From “Handfuls of Honey” I know, to her, poetry is prayer, and when I ask how she would describe her work she calls it “poetic ministry,” so seminary school would seem to be a simple matter of connecting the dots, but when I ask, she quickly puts me straight. “Not at all, ” she says.
Growing up in Youngstown, Ohio, Fant felt the call to preach at a very young age, and she can’t even remember a time in her life when she wasn’t writing. Yet seminary and slams didn’t come into her life till much later, not until after she moved to Columbus for college. “I come from a church where pastors didn’t go to seminary,” she explains, “I didn’t know what it was!”
It was during her last year at Ohio Dominican (she graduated in 2010 with a degree in English) that she first considered seminary, and it was only a few years before that, when she was about 19, that she first performed her poetry. That night was important. It was an open mic, her first, and afterwards, she’d be at the mic three or four nights a week. But when I ask about when she became a poet, she doesn’t mention the mic, she answers by talking about her mom. “She passed away when I was 15,” Fant shares, “I was angry. I had a hard time talking to people…so I wrote.”

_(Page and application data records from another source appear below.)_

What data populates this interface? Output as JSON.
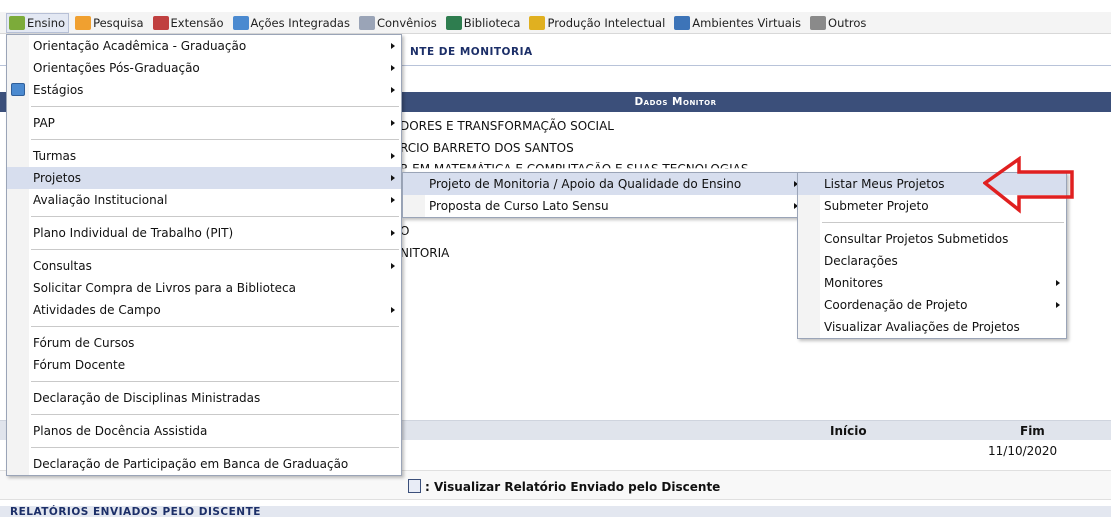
{
  "menubar": {
    "items": [
      {
        "label": "Ensino",
        "icon": "book-icon",
        "color": "#7cab3a"
      },
      {
        "label": "Pesquisa",
        "icon": "flask-icon",
        "color": "#f0a030"
      },
      {
        "label": "Extensão",
        "icon": "heart-icon",
        "color": "#c04040"
      },
      {
        "label": "Ações Integradas",
        "icon": "puzzle-icon",
        "color": "#4b8ad0"
      },
      {
        "label": "Convênios",
        "icon": "document-icon",
        "color": "#9aa4b7"
      },
      {
        "label": "Biblioteca",
        "icon": "library-icon",
        "color": "#2e7d4f"
      },
      {
        "label": "Produção Intelectual",
        "icon": "notebook-icon",
        "color": "#e0b020"
      },
      {
        "label": "Ambientes Virtuais",
        "icon": "network-icon",
        "color": "#3d74b8"
      },
      {
        "label": "Outros",
        "icon": "gear-icon",
        "color": "#8a8a8a"
      }
    ]
  },
  "background": {
    "title_fragment": "NTE DE MONITORIA",
    "section_header": "Dados Monitor",
    "line1": "DORES E TRANSFORMAÇÃO SOCIAL",
    "line2": "RCIO BARRETO DOS SANTOS",
    "line3": "R EM MATEMÁTICA E COMPUTAÇÃO E SUAS TECNOLOGIAS",
    "line4": "O",
    "line5": "NITORIA",
    "col_inicio": "Início",
    "col_fim": "Fim",
    "row_fim": "11/10/2020",
    "legend": ": Visualizar Relatório Enviado pelo Discente",
    "bottom_header": "RELATÓRIOS ENVIADOS PELO DISCENTE"
  },
  "menu1": {
    "items": [
      {
        "label": "Orientação Acadêmica - Graduação",
        "sub": true
      },
      {
        "label": "Orientações Pós-Graduação",
        "sub": true
      },
      {
        "label": "Estágios",
        "sub": true,
        "icon": "internship-icon"
      },
      {
        "sep": true
      },
      {
        "label": "PAP",
        "sub": true
      },
      {
        "sep": true
      },
      {
        "label": "Turmas",
        "sub": true
      },
      {
        "label": "Projetos",
        "sub": true,
        "selected": true
      },
      {
        "label": "Avaliação Institucional",
        "sub": true
      },
      {
        "sep": true
      },
      {
        "label": "Plano Individual de Trabalho (PIT)",
        "sub": true
      },
      {
        "sep": true
      },
      {
        "label": "Consultas",
        "sub": true
      },
      {
        "label": "Solicitar Compra de Livros para a Biblioteca",
        "sub": false
      },
      {
        "label": "Atividades de Campo",
        "sub": true
      },
      {
        "sep": true
      },
      {
        "label": "Fórum de Cursos",
        "sub": false
      },
      {
        "label": "Fórum Docente",
        "sub": false
      },
      {
        "sep": true
      },
      {
        "label": "Declaração de Disciplinas Ministradas",
        "sub": false
      },
      {
        "sep": true
      },
      {
        "label": "Planos de Docência Assistida",
        "sub": false
      },
      {
        "sep": true
      },
      {
        "label": "Declaração de Participação em Banca de Graduação",
        "sub": false
      }
    ]
  },
  "menu2": {
    "items": [
      {
        "label": "Projeto de Monitoria / Apoio da Qualidade do Ensino",
        "sub": true,
        "selected": true
      },
      {
        "label": "Proposta de Curso Lato Sensu",
        "sub": true
      }
    ]
  },
  "menu3": {
    "items": [
      {
        "label": "Listar Meus Projetos",
        "sub": false,
        "selected": true
      },
      {
        "label": "Submeter Projeto",
        "sub": false
      },
      {
        "sep": true
      },
      {
        "label": "Consultar Projetos Submetidos",
        "sub": false
      },
      {
        "label": "Declarações",
        "sub": false
      },
      {
        "label": "Monitores",
        "sub": true
      },
      {
        "label": "Coordenação de Projeto",
        "sub": true
      },
      {
        "label": "Visualizar Avaliações de Projetos",
        "sub": false
      }
    ]
  },
  "annotation": {
    "arrow_color": "#e02020"
  }
}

Fant wrote—put my pain on pages, as she says in “Handfuls of Honey”—but she didn’t share. While in Youngstown she learned about open mics, saw some on TV, and she knew that as soon as she could find one and get herself there, that’s when she would start sharing. From there, it was only a matter of months before she was competing.
Both as an individual and team member, she’s won a number of Grand Slams, and two years ago, at 22, she published her first book of poetry, Paint, Inside Out, which won the Cora Craig Author Award for Young Women. She’s slowed the pace a bit now that she is in grad school, but Fant still slams and runs the occasional workshop (she’s worked with Transit Arts and Columbus Collegiate Academy, among other organizations). Most recently, she’s been spending some time in the theater—yes, she also acts.
Her approach to writing poetry, Fant says, is to “paint pictures with words.” With “Today, Beginning Again,” for example, she was drawn to the idea of Columbus as a smart and open city, then starts to break that down: “I’ll ask, what does that look like? Open…bursting…firework…and it goes from there…I try to make it come alive.”
Asked, then, about coming from poetry to preaching and the interplay between the two, she sees some commonality, but also a clear divergence: “Both poems and sermons are journeys that the listener allows me to take them on…But I do not perform sermons. I teach and preach sermons. As I minister through poetry, I am able to give people more of me, my journey and my testimony. As a preacher, I surrender myself to being a minister of the Gospel and I allow only God’s word to shine through.”